Making an auspicious feature-film debut, triple-threat producer-writer-director Janet Grillo manages the difficult job of taking a wrenching social issue from the pages of real life and turning it into a genuinely likable, often humorous and completely absorbing movie. Still, you get the fits, the screams in the middle of the night, the staccato giggles eating tutti-fruiti cereal (the only food Mandy will touch), the endless battle to balance schooling needs with the medical requirements to keep Mandy alive on a fixed income. With all good intentions, the depression is inevitable. This is no fault of the actors. As the saintly mother, Ms. Broderick is natural as breathing. Mr. Germann is winningly affable, charming and welcome as the kind and generous outsider who offers compassion without condescension. And Ms. Rickards, as the dominating, domineering child, gives a three-dimensional performance that must be experienced to be believed. The way all of these sensitive characters bond is touching and very well written, and the acting is first-rate; Fly Away is a glowing tribute to human survival. Unfortunately, I fear it might be too heartbreaking to generate much interest from a general audience seeking entertainment.
Eventually, life forces Jeanne to confront the problem of how to make the right choices for Mandy’s future-to put her away and save both their lives, or hold on and go down the drain together. Sometimes the truest, most affirmative love one person can offer another is letting go. As admirable as it all is, Fly Away still seems like a Movie of the Week, or one of those “worthy” specials on Hallmark Hall of Fame, which has dealt with the same issue before. Still, this is a movie worth seeing, if for no other reason than the dramatic intensity Ms. Rickards brings to her character. In a class by herself, she deserves, at the very least, an Oscar nomination. Not since Patty Duke in The Miracle Worker has any actor portrayed a handicapped child (especially one with autism) with the same depth of passion and realism. Her emotional range seems to know no limits. She’s more heartbreaking than the movie itself, and that is very high praise indeed.
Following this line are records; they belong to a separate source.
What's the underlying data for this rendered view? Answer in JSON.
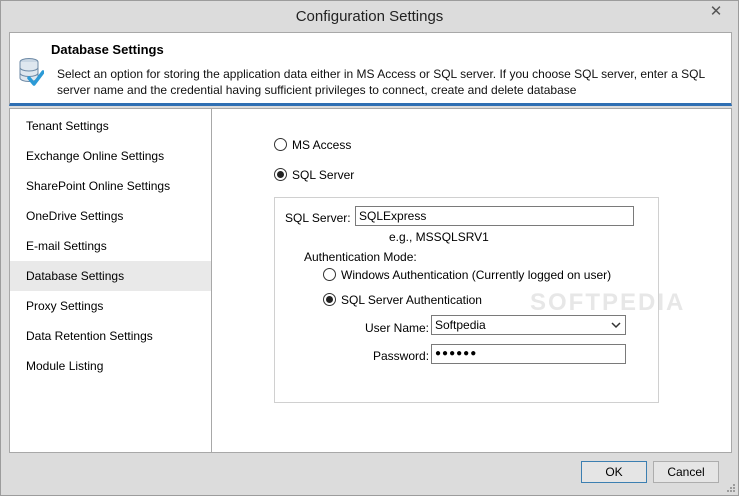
{
  "window": {
    "title": "Configuration Settings",
    "close_glyph": "✕"
  },
  "header": {
    "title": "Database Settings",
    "description": "Select an option for storing the application data either in MS Access or SQL server. If you choose SQL server, enter a SQL server name and the credential having sufficient privileges to connect, create and delete database",
    "icon": "database-check-icon"
  },
  "sidebar": {
    "items": [
      {
        "label": "Tenant Settings",
        "active": false
      },
      {
        "label": "Exchange Online Settings",
        "active": false
      },
      {
        "label": "SharePoint Online Settings",
        "active": false
      },
      {
        "label": "OneDrive Settings",
        "active": false
      },
      {
        "label": "E-mail Settings",
        "active": false
      },
      {
        "label": "Database Settings",
        "active": true
      },
      {
        "label": "Proxy Settings",
        "active": false
      },
      {
        "label": "Data Retention Settings",
        "active": false
      },
      {
        "label": "Module Listing",
        "active": false
      }
    ]
  },
  "storage": {
    "ms_access_label": "MS Access",
    "sql_server_label": "SQL Server",
    "selected": "SQL Server"
  },
  "sql": {
    "server_label": "SQL Server:",
    "server_value": "SQLExpress",
    "server_hint": "e.g., MSSQLSRV1",
    "auth_mode_label": "Authentication Mode:",
    "windows_auth_label": "Windows Authentication (Currently logged on user)",
    "sql_auth_label": "SQL Server Authentication",
    "auth_selected": "SQL Server Authentication",
    "username_label": "User Name:",
    "username_value": "Softpedia",
    "password_label": "Password:",
    "password_value": "●●●●●●"
  },
  "watermark": "SOFTPEDIA",
  "footer": {
    "ok_label": "OK",
    "cancel_label": "Cancel"
  },
  "colors": {
    "accent": "#2f6fb3",
    "selected_item": "#e9e9e9",
    "window_bg": "#dcdcdc"
  }
}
Running time 80 minutes
Written and directed by Janet Grillo
Starring Beth Broderick, Ashley Rickards, Greg Germann